Connoquenessing Township appeals from a decision of the Court of Common Pleas of Butler County, which dismissed a declaratory judgment action Connoquenessing had brought against Butler Township
[ 88 Pa. Commw. Page 532]
seeking the invalidation of a contract the two townships had executed to fix a boundary between the two townships. We must determine whether the trial court properly concluded that the result of that contract cannot now be undone.
On August 15, 1977, Connoquenessing, a second class township, and Butler, a first class township, entered into an agreement which purported to fix a boundary between the two townships that had, according to the agreement, "been subject to dispute"; the alleged dispute concerned a relatively small area, approximately 1800 feet by 500 feet. The apparent effect of the agreement was to include in Butler Township property which formerly had been in Connoquenessing Township. There was no referendum on the matter, and, although the townships recorded the contract in the Butler County recorder's office, they did not submit it to the court of common pleas for approval.
Connoquenessing filed a declaratory judgment action in January, 1983, seeking the invalidation of the contract on the ground that the townships were without power to alter the boundary lines by agreement. Judge Brydon, relying on our Collier Township decisions,*fn1 concluded that the initiative and referendum procedure is now the only vehicle available for changing municipal boundaries, and therefore further concluded that the townships had been without authority to enter into their agreement. However, the trial court applied the doctrine of equitable estoppel to bar Connoquenessing's attempt to repudiate the contract; accordingly, it dismissed the declaratory judgment action and affirmed the townships' agreement.
[ 88 Pa. Commw. Page 533]
Connoquenessing contends that the case is not a proper one for the application of equitable estoppel and that, because the townships were without legal ground to alter their boundaries or arrange an annexation, we should declare the contract void.*fn2
However, as the contract itself recites, this case originated as a "boundary dispute"; Judge Brydon expressly found that the purpose was "to resolve potential conflicts. . . ." Therefore, it differs qualitatively from an invalid attempt at annexation. The First Class Township Code provides, in section 302, Act of June 24, 1931, P.L. 1206, as amended, 53 P.S. § 55302, a method for the resolution of boundary disputes outside the initiative and referendum process. The same provision appears in The Second Class Township Code at section 302, Act of May 1, 1933, P.L. 103, as amended, 53 P.S. § 65302.*fn3

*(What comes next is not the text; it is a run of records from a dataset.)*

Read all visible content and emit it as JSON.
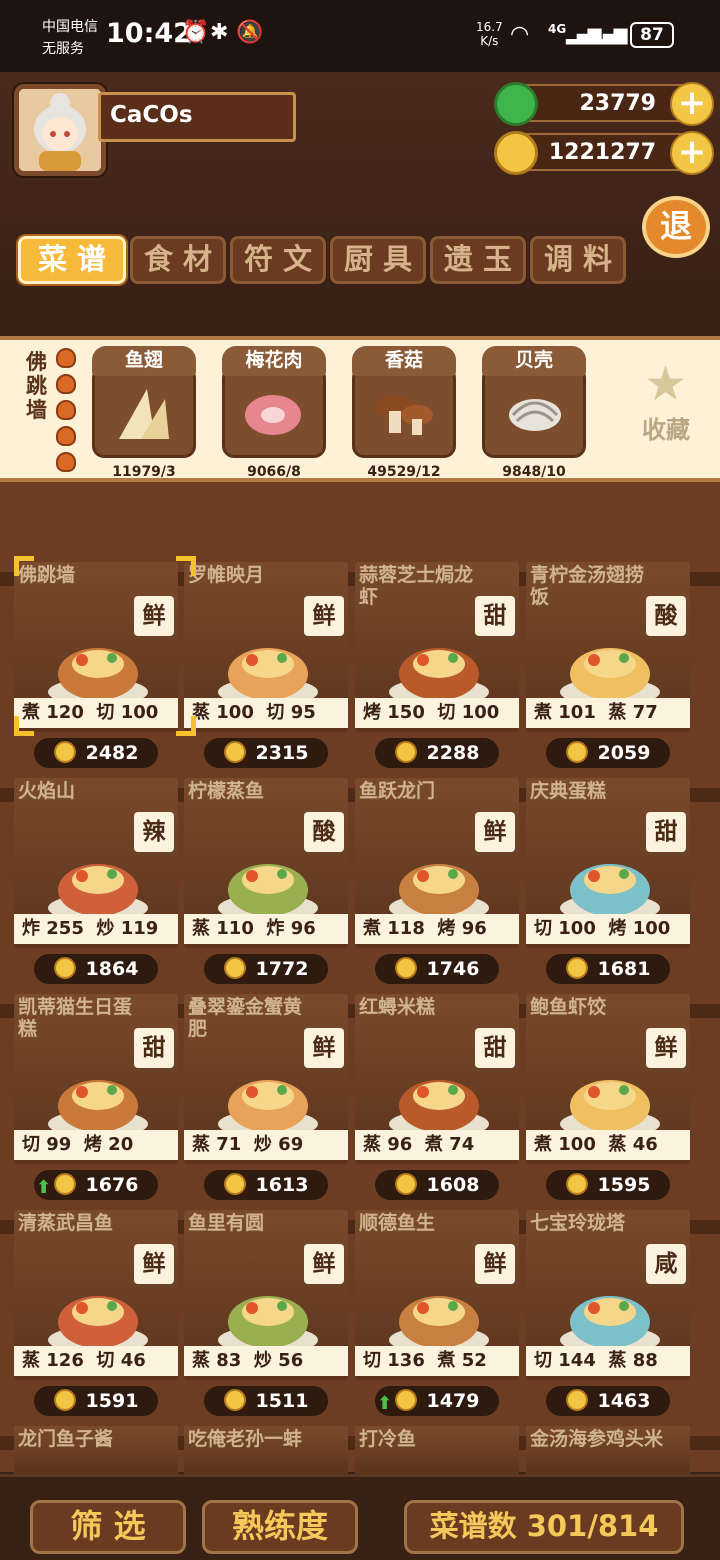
{
  "status_bar": {
    "carrier_line1": "中国电信",
    "carrier_line2": "无服务",
    "time": "10:42",
    "net_speed_value": "16.7",
    "net_speed_unit": "K/s",
    "network_type": "4G",
    "battery": "87",
    "icons": [
      "alarm-icon",
      "bluetooth-icon",
      "mute-icon",
      "wifi-icon",
      "signal-icon",
      "battery-icon"
    ]
  },
  "player": {
    "name": "CaCOs",
    "jade": "23779",
    "gold": "1221277",
    "exit_label": "退"
  },
  "tabs": [
    {
      "label": "菜谱",
      "active": true
    },
    {
      "label": "食材",
      "active": false
    },
    {
      "label": "符文",
      "active": false
    },
    {
      "label": "厨具",
      "active": false
    },
    {
      "label": "遗玉",
      "active": false
    },
    {
      "label": "调料",
      "active": false
    }
  ],
  "selected_dish": {
    "name": "佛跳墙",
    "ingredients": [
      {
        "name": "鱼翅",
        "count": "11979/3"
      },
      {
        "name": "梅花肉",
        "count": "9066/8"
      },
      {
        "name": "香菇",
        "count": "49529/12"
      },
      {
        "name": "贝壳",
        "count": "9848/10"
      }
    ],
    "favorite_label": "收藏"
  },
  "recipes": [
    {
      "name": "佛跳墙",
      "flavor": "鲜",
      "skill1": "煮",
      "val1": "120",
      "skill2": "切",
      "val2": "100",
      "price": "2482",
      "up": false
    },
    {
      "name": "罗帷映月",
      "flavor": "鲜",
      "skill1": "蒸",
      "val1": "100",
      "skill2": "切",
      "val2": "95",
      "price": "2315",
      "up": false
    },
    {
      "name": "蒜蓉芝士焗龙虾",
      "flavor": "甜",
      "skill1": "烤",
      "val1": "150",
      "skill2": "切",
      "val2": "100",
      "price": "2288",
      "up": false
    },
    {
      "name": "青柠金汤翅捞饭",
      "flavor": "酸",
      "skill1": "煮",
      "val1": "101",
      "skill2": "蒸",
      "val2": "77",
      "price": "2059",
      "up": false
    },
    {
      "name": "火焰山",
      "flavor": "辣",
      "skill1": "炸",
      "val1": "255",
      "skill2": "炒",
      "val2": "119",
      "price": "1864",
      "up": false
    },
    {
      "name": "柠檬蒸鱼",
      "flavor": "酸",
      "skill1": "蒸",
      "val1": "110",
      "skill2": "炸",
      "val2": "96",
      "price": "1772",
      "up": false
    },
    {
      "name": "鱼跃龙门",
      "flavor": "鲜",
      "skill1": "煮",
      "val1": "118",
      "skill2": "烤",
      "val2": "96",
      "price": "1746",
      "up": false
    },
    {
      "name": "庆典蛋糕",
      "flavor": "甜",
      "skill1": "切",
      "val1": "100",
      "skill2": "烤",
      "val2": "100",
      "price": "1681",
      "up": false
    },
    {
      "name": "凯蒂猫生日蛋糕",
      "flavor": "甜",
      "skill1": "切",
      "val1": "99",
      "skill2": "烤",
      "val2": "20",
      "price": "1676",
      "up": true
    },
    {
      "name": "叠翠鎏金蟹黄肥",
      "flavor": "鲜",
      "skill1": "蒸",
      "val1": "71",
      "skill2": "炒",
      "val2": "69",
      "price": "1613",
      "up": false
    },
    {
      "name": "红蟳米糕",
      "flavor": "甜",
      "skill1": "蒸",
      "val1": "96",
      "skill2": "煮",
      "val2": "74",
      "price": "1608",
      "up": false
    },
    {
      "name": "鲍鱼虾饺",
      "flavor": "鲜",
      "skill1": "煮",
      "val1": "100",
      "skill2": "蒸",
      "val2": "46",
      "price": "1595",
      "up": false
    },
    {
      "name": "清蒸武昌鱼",
      "flavor": "鲜",
      "skill1": "蒸",
      "val1": "126",
      "skill2": "切",
      "val2": "46",
      "price": "1591",
      "up": false
    },
    {
      "name": "鱼里有圆",
      "flavor": "鲜",
      "skill1": "蒸",
      "val1": "83",
      "skill2": "炒",
      "val2": "56",
      "price": "1511",
      "up": false
    },
    {
      "name": "顺德鱼生",
      "flavor": "鲜",
      "skill1": "切",
      "val1": "136",
      "skill2": "煮",
      "val2": "52",
      "price": "1479",
      "up": true
    },
    {
      "name": "七宝玲珑塔",
      "flavor": "咸",
      "skill1": "切",
      "val1": "144",
      "skill2": "蒸",
      "val2": "88",
      "price": "1463",
      "up": false
    }
  ],
  "partial_recipes": [
    "龙门鱼子酱",
    "吃俺老孙一蚌",
    "打冷鱼",
    "金汤海参鸡头米"
  ],
  "bottom_bar": {
    "filter_label": "筛 选",
    "proficiency_label": "熟练度",
    "recipe_count_label": "菜谱数 301/814"
  }
}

The trial court apparently interpreted the decisions of this court as invalidating those sections. In Middle Paxton Township v. Borough of Dauphin, 10 Pa. Commonwealth Ct. 431, 308 A.2d 208 (1973), aff'd 458 Pa. 396, 326 A.2d 342 (1974), we concluded that the legislature's failure to meet the two-year deadline of the 1968 Pennsylvania Constitution (for the establishment of uniform legislation setting forth "the ...